Cancer fighting compounds with two metals have unique properties

February 13, 2019
Figure: Improved cancer-combating compounds are produced by linking molecules with known biological activity. Here, we linked a ‘piano stool shaped’ ruthenium (Ru, black) containing molecule and an iron (Fe, red) containing unit using a variable linker group (blue) to produce new compounds. The anticancer activity of these compounds is closely tied to the properties of the iron group.

Better Together? Cancer fighting compounds with two metals have unique properties

The motivation – There is an ongoing need for the development of new drug candidates that can combat cancer. One strategy is to combine two different compounds that have sub-optimal anti-cancer properties; when combined, such compounds can possess new and exciting properties. This strategy has been demonstrated for platinum-based FDA-approved drugs, but less so for the emerging class of ruthenium-based drugs that are of interest in the Walsby group.

The discovery – The first group of compounds were based on a common ruthenium (Ru) based anti-cancer compound called “RAPTA” – these are broadly classified as inorganic “piano stool complexes” because of their shape. The authors designed, synthesized, and attached a second group, the iron (Fe)-containing molecule ferrocene. Ferrocene was the subject matter of the 1973 Nobel Prize in Chemistry and has long been investigated for potential medicinal properties. In total, they produced a series of five new Ru-Fe bimetallic compounds and tested their ability to slow the growth of colon cancer cells. In comparison with the individual Ru- or Fe-containing groups alone, the bimetallic compounds displayed 12- to 50-fold better activity in inhibiting cancer cell growth.

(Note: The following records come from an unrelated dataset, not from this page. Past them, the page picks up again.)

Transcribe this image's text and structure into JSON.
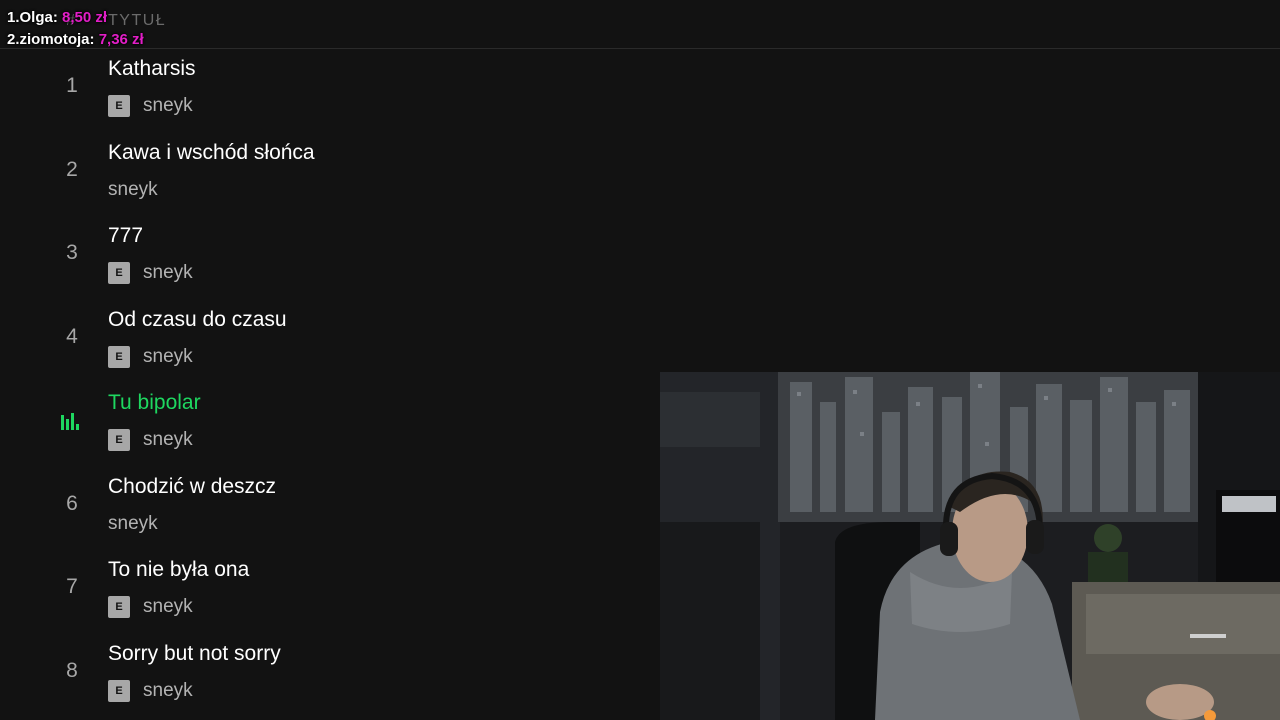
{
  "donations": [
    {
      "rank": "1.",
      "name": "Olga:",
      "amount": "8,50 zł"
    },
    {
      "rank": "2.",
      "name": "ziomotoja:",
      "amount": "7,36 zł"
    }
  ],
  "header": {
    "hash": "#",
    "title": "TYTUŁ"
  },
  "tracks": [
    {
      "number": "1",
      "title": "Katharsis",
      "explicit": true,
      "explicit_badge": "E",
      "artist": "sneyk",
      "playing": false
    },
    {
      "number": "2",
      "title": "Kawa i wschód słońca",
      "explicit": false,
      "artist": "sneyk",
      "playing": false
    },
    {
      "number": "3",
      "title": "777",
      "explicit": true,
      "explicit_badge": "E",
      "artist": "sneyk",
      "playing": false
    },
    {
      "number": "4",
      "title": "Od czasu do czasu",
      "explicit": true,
      "explicit_badge": "E",
      "artist": "sneyk",
      "playing": false
    },
    {
      "number": "5",
      "title": "Tu bipolar",
      "explicit": true,
      "explicit_badge": "E",
      "artist": "sneyk",
      "playing": true,
      "indicator_icon": "equalizer-icon"
    },
    {
      "number": "6",
      "title": "Chodzić w deszcz",
      "explicit": false,
      "artist": "sneyk",
      "playing": false
    },
    {
      "number": "7",
      "title": "To nie była ona",
      "explicit": true,
      "explicit_badge": "E",
      "artist": "sneyk",
      "playing": false
    },
    {
      "number": "8",
      "title": "Sorry but not sorry",
      "explicit": true,
      "explicit_badge": "E",
      "artist": "sneyk",
      "playing": false
    }
  ],
  "colors": {
    "background": "#121212",
    "playing": "#1ed760",
    "donation_amount": "#e21ec7"
  }
}
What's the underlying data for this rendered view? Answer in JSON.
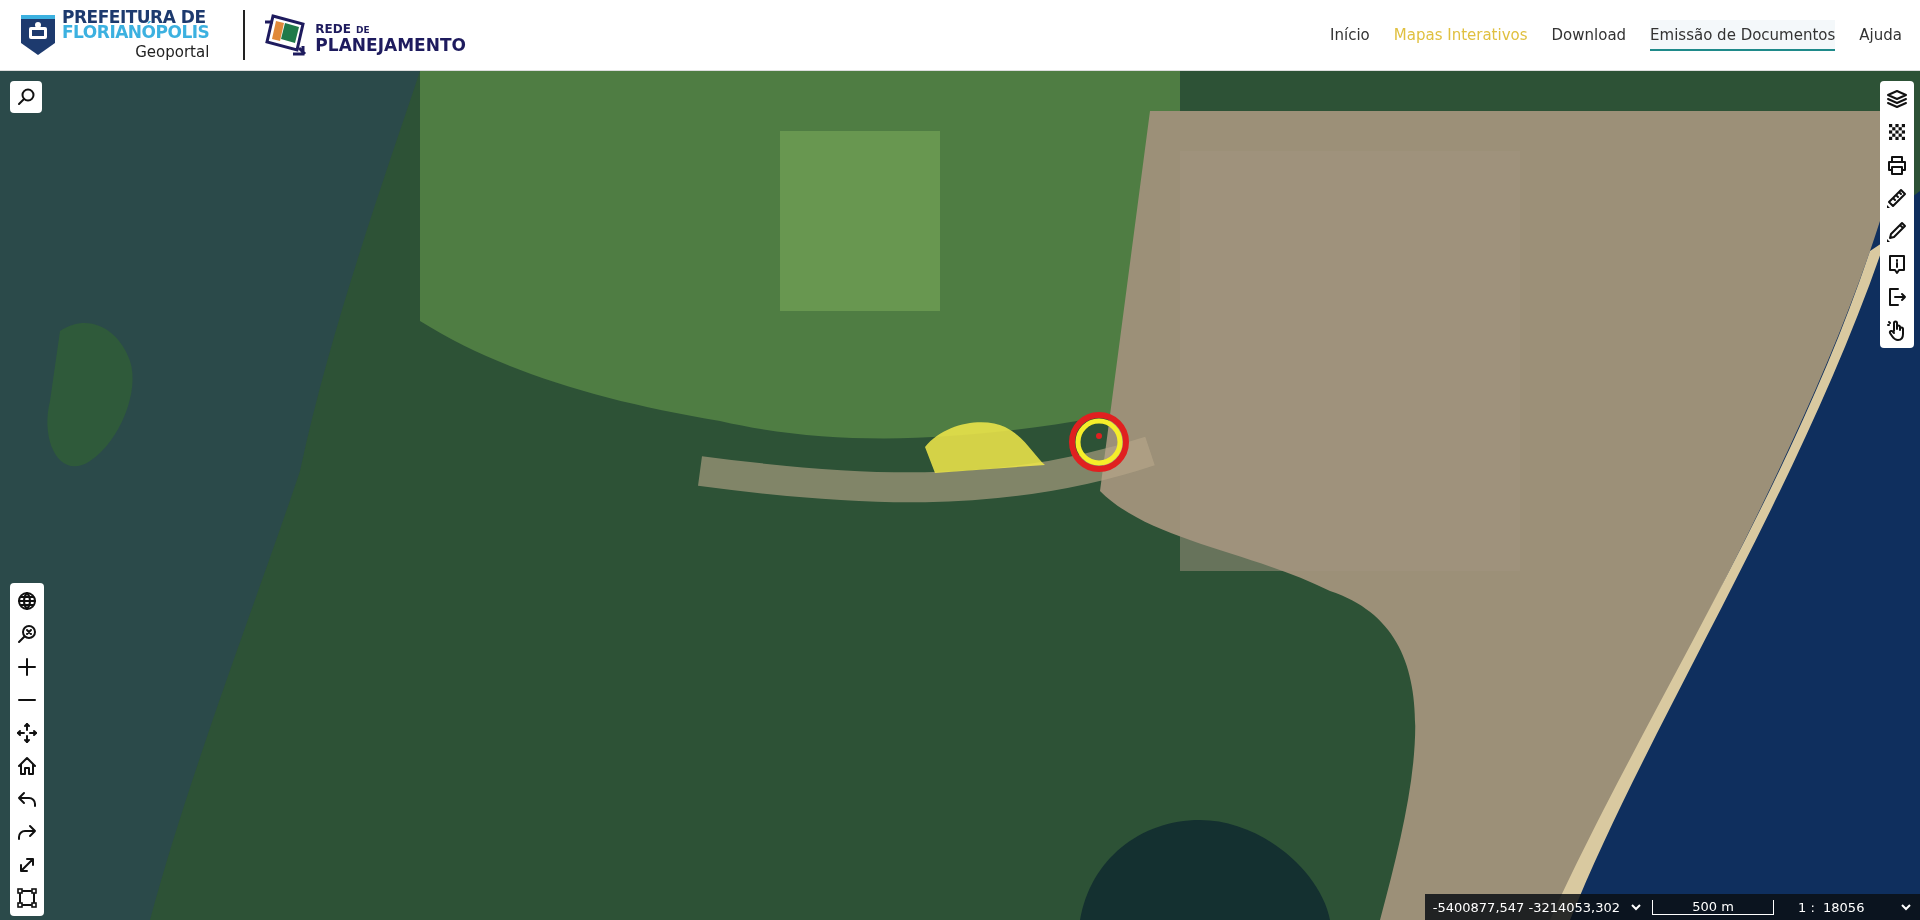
{
  "header": {
    "logo_line_1": "PREFEITURA DE",
    "logo_line_2": "FLORIANÓPOLIS",
    "logo_subtitle": "Geoportal",
    "partner_line_1": "REDE",
    "partner_line_1_small": "DE",
    "partner_line_2": "PLANEJAMENTO"
  },
  "nav": [
    {
      "label": "Início",
      "selected": false,
      "highlighted": false
    },
    {
      "label": "Mapas Interativos",
      "selected": false,
      "highlighted": true
    },
    {
      "label": "Download",
      "selected": false,
      "highlighted": false
    },
    {
      "label": "Emissão de Documentos",
      "selected": true,
      "highlighted": false
    },
    {
      "label": "Ajuda",
      "selected": false,
      "highlighted": false
    }
  ],
  "map": {
    "search_tool": {
      "kind": "search"
    },
    "right_tools": [
      {
        "kind": "layers"
      },
      {
        "kind": "grid"
      },
      {
        "kind": "print"
      },
      {
        "kind": "ruler"
      },
      {
        "kind": "pencil"
      },
      {
        "kind": "info"
      },
      {
        "kind": "export"
      },
      {
        "kind": "hand"
      }
    ],
    "left_tools": [
      {
        "kind": "globe"
      },
      {
        "kind": "zoom-extent"
      },
      {
        "kind": "zoom-in"
      },
      {
        "kind": "zoom-out"
      },
      {
        "kind": "pan"
      },
      {
        "kind": "home"
      },
      {
        "kind": "undo"
      },
      {
        "kind": "redo"
      },
      {
        "kind": "fullscreen"
      },
      {
        "kind": "select"
      }
    ]
  },
  "status_bar": {
    "coordinates": "-5400877,547 -3214053,302",
    "scale_bar": "500 m",
    "scale_ratio": "1 :  18056"
  }
}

Its significance – The changes made to the Ru and Fe compounds were relatively simple. Such a strategy enables more rapid investigations and potential improvements to the anticancer properties of metal-containing molecules. Instead of inventing an entirely new class of compounds, this approach employs pairs of well-known molecules with biological activity. The most significant finding here is that the properties of the iron (ferrocene) group have the biggest impact on anti-cancer activity. Those properties can be tuned by the identity of the bridge group or by the Ru group. This finding inspires new approaches to the design and investigation of ferrocene drugs. Importantly, such ferrocene groups include an inexpensive and abundant metal, opening a way forward to the development of less costly cancer treatments.

Read the paper – “Activation by Oxidation: Ferrocene-Functionalized Ru(II)-Arene Complexes with Anticancer, Antibacterial, and Antioxidant Properties ” by Mu, CH; Prosser, KE; Harrypersad, S; MacNeil, GA; Panchmatia, R; Thompson, JR; Sinha, S; Warren, JJWalsby, CJInorganic Chemistry 57(24): 15247-15261 (2018). DOI: 10.1021/acs.inorgchem.8b02542.

Website article compiled by Jacqueline Watson with Theresa Kitos